A twelve-episode anime series
ILLUSION OF DEPTH AND COMPLEXITY
Many people laud Vash for the fact that he has so much depth and complexity to his character, I can't disagree more with this notion. Much like everything else, there's good and bad sides to a character's depth. Properly-executed depth in a character maintains a consistent persona while adding some differing nuances in the character from time to time to add layers of realism to the character. However, with Vash, you don't get properly-executed depth. Instead, it's like he's several strikingly-different characters rolled into one. One moment, Vash is a doughnut-eating clown, and at the drop of a hat, he's quick to fight. In essence, Vash's character is like a mixture of chicken salad, tofu, grapefruits, cheap Mexican beer, cottage cheese, vegetarian chili, and Mini Wheats. Complex? Yes. Brilliant? HELL NO.
Because of the fact that so much of his character is established as a doughnut-eating assclown running and screaming like a baboon, Vash's more dramatic scenes down the road are impossible to take seriously.
EXTREMELY INCONSISTENT COMBAT
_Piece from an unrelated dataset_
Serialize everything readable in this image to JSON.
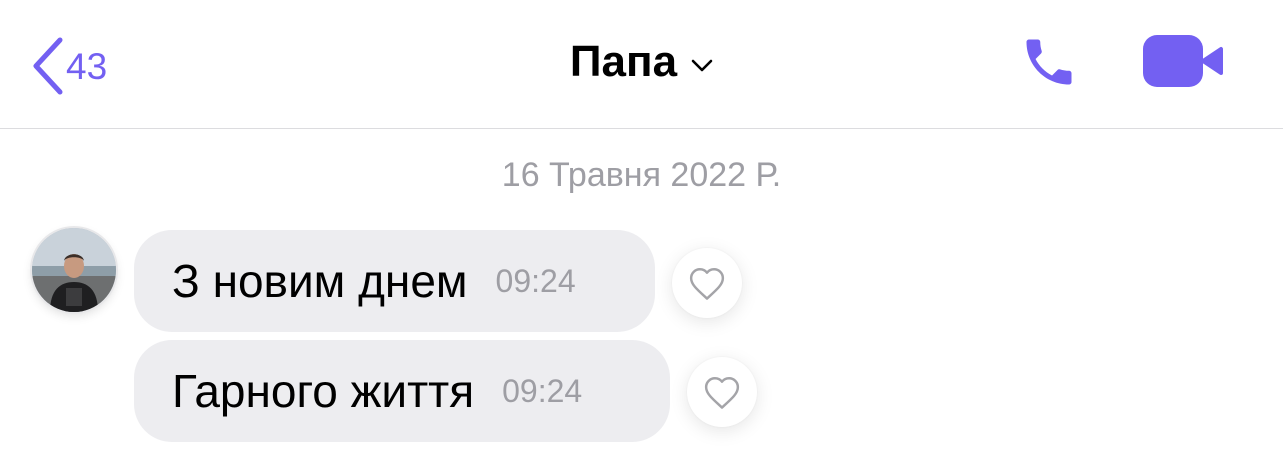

Vash is well-known in anime circles for the fact that he values all human life and therefore, refuses to kill people. During my first and last experience with this lame-ass anime, I loathed Vash for the fact that he refused to kill people, but after doing some deeper analysis of this anime and comparison with heroes like Batman, who also doesn't kill his enemies, I realized that it was Vash's extreme whining about his beliefs on life and contradicting personas throughout the series that drove me nuts. In so many episodes, he's bleating about how “No one has the right to take the life of another,” and this whining, bleeding-heart mumbo jumbo makes Vash's character even more loathsome. Now perhaps if Vash were a teenager like Tetsuo Shima from Akira, I can understand why he'd be like this. However, Vash is clearly an adult, so this excessive whining is unforgivable.
Even with the way Vash fights, he's as inconsistent as a bad game of Russian Roulette. This is so because in some episodes, he's running around in combat screaming, complete with big, dumb faces, and in others, he's a hard-as-nails combatant that falls short of killing his enemies.
This does NOT make an interesting character, just an annoying, inconsistent one. Whenever I see a protagonist in combat, I want him or her to remain consistent with their attitudes as they fight.
In short, Vash is a total mess of a protagonist, and easily among the most annoying anime characters ever animated. If you want a hero that doesn't kill his enemies that's so much easier to like, check out Batman from Batman: The Animated Series. Batman/Bruce Wayne is so much easier to like and take seriously in that show because he runs with his established personality while adding some differing nuances to make him realistic. If you want a hero that's a gun-firing badass, check out The Punisher from Garth Ennis's Punisher MAX comics. Frank Castle/The Punisher is a consistent badass and fearsome killer throughout the books and like Batman from BTAS, he has little moments in the books that show believable depth to his character.
Now that I think of it, I should probably rate Trigun lower now that I realize how much of an annoying burden Vash was to that anime.
What did you think of this review?
A twelve-episode anime series
Movie Follow-up to the Anime Series
Animation and Anime & Manga movie
Supernatural Suspense Anime